== Segment start ==

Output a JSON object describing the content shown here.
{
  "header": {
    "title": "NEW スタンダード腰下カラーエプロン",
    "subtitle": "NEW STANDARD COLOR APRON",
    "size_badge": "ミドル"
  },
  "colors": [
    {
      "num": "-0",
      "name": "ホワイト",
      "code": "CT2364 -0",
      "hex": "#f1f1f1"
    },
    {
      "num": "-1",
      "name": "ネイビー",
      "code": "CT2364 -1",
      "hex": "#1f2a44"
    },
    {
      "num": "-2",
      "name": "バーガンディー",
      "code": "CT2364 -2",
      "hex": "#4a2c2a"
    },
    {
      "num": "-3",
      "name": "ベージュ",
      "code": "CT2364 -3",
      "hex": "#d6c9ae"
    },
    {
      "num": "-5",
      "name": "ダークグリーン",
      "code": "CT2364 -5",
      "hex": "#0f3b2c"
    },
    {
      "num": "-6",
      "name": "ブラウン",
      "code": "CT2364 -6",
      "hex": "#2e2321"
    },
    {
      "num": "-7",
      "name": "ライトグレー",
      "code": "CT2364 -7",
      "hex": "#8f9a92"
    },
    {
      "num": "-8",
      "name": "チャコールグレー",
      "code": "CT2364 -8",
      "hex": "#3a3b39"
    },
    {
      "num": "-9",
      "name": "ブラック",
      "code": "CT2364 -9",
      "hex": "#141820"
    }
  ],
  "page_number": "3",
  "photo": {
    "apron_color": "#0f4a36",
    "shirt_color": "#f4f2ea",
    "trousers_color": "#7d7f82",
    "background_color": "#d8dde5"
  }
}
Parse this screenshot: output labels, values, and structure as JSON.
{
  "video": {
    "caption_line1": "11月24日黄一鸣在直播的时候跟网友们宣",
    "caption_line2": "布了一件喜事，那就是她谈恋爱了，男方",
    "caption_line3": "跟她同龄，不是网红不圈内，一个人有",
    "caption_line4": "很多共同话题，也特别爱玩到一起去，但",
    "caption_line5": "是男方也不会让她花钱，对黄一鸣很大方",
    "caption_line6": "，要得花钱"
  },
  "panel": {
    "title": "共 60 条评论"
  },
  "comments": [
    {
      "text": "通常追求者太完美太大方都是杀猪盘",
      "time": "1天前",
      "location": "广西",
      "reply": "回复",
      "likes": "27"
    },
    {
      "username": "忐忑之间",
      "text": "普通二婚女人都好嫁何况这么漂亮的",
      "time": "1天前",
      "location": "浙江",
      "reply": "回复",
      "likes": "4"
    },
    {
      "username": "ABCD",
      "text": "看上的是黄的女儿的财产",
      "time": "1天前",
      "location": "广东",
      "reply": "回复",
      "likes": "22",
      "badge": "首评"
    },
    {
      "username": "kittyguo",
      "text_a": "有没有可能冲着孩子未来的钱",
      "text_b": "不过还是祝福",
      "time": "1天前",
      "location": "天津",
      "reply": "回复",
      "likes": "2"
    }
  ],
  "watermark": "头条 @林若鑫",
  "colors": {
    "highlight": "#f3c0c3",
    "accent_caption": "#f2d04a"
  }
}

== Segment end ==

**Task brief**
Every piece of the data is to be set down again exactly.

**Answer to the problem**
Output a JSON object describing the content shown here.
{
  "header": {
    "title": "NEW スタンダード腰下カラーエプロン",
    "subtitle": "NEW STANDARD COLOR APRON",
    "size_badge": "ミドル"
  },
  "colors": [
    {
      "num": "-0",
      "name": "ホワイト",
      "code": "CT2364 -0",
      "hex": "#f1f1f1"
    },
    {
      "num": "-1",
      "name": "ネイビー",
      "code": "CT2364 -1",
      "hex": "#1f2a44"
    },
    {
      "num": "-2",
      "name": "バーガンディー",
      "code": "CT2364 -2",
      "hex": "#4a2c2a"
    },
    {
      "num": "-3",
      "name": "ベージュ",
      "code": "CT2364 -3",
      "hex": "#d6c9ae"
    },
    {
      "num": "-5",
      "name": "ダークグリーン",
      "code": "CT2364 -5",
      "hex": "#0f3b2c"
    },
    {
      "num": "-6",
      "name": "ブラウン",
      "code": "CT2364 -6",
      "hex": "#2e2321"
    },
    {
      "num": "-7",
      "name": "ライトグレー",
      "code": "CT2364 -7",
      "hex": "#8f9a92"
    },
    {
      "num": "-8",
      "name": "チャコールグレー",
      "code": "CT2364 -8",
      "hex": "#3a3b39"
    },
    {
      "num": "-9",
      "name": "ブラック",
      "code": "CT2364 -9",
      "hex": "#141820"
    }
  ],
  "page_number": "3",
  "photo": {
    "apron_color": "#0f4a36",
    "shirt_color": "#f4f2ea",
    "trousers_color": "#7d7f82",
    "background_color": "#d8dde5"
  }
}
Parse this screenshot: output labels, values, and structure as JSON.
{
  "video": {
    "caption_line1": "11月24日黄一鸣在直播的时候跟网友们宣",
    "caption_line2": "布了一件喜事，那就是她谈恋爱了，男方",
    "caption_line3": "跟她同龄，不是网红不圈内，一个人有",
    "caption_line4": "很多共同话题，也特别爱玩到一起去，但",
    "caption_line5": "是男方也不会让她花钱，对黄一鸣很大方",
    "caption_line6": "，要得花钱"
  },
  "panel": {
    "title": "共 60 条评论"
  },
  "comments": [
    {
      "text": "通常追求者太完美太大方都是杀猪盘",
      "time": "1天前",
      "location": "广西",
      "reply": "回复",
      "likes": "27"
    },
    {
      "username": "忐忑之间",
      "text": "普通二婚女人都好嫁何况这么漂亮的",
      "time": "1天前",
      "location": "浙江",
      "reply": "回复",
      "likes": "4"
    },
    {
      "username": "ABCD",
      "text": "看上的是黄的女儿的财产",
      "time": "1天前",
      "location": "广东",
      "reply": "回复",
      "likes": "22",
      "badge": "首评"
    },
    {
      "username": "kittyguo",
      "text_a": "有没有可能冲着孩子未来的钱",
      "text_b": "不过还是祝福",
      "time": "1天前",
      "location": "天津",
      "reply": "回复",
      "likes": "2"
    }
  ],
  "watermark": "头条 @林若鑫",
  "colors": {
    "highlight": "#f3c0c3",
    "accent_caption": "#f2d04a"
  }
}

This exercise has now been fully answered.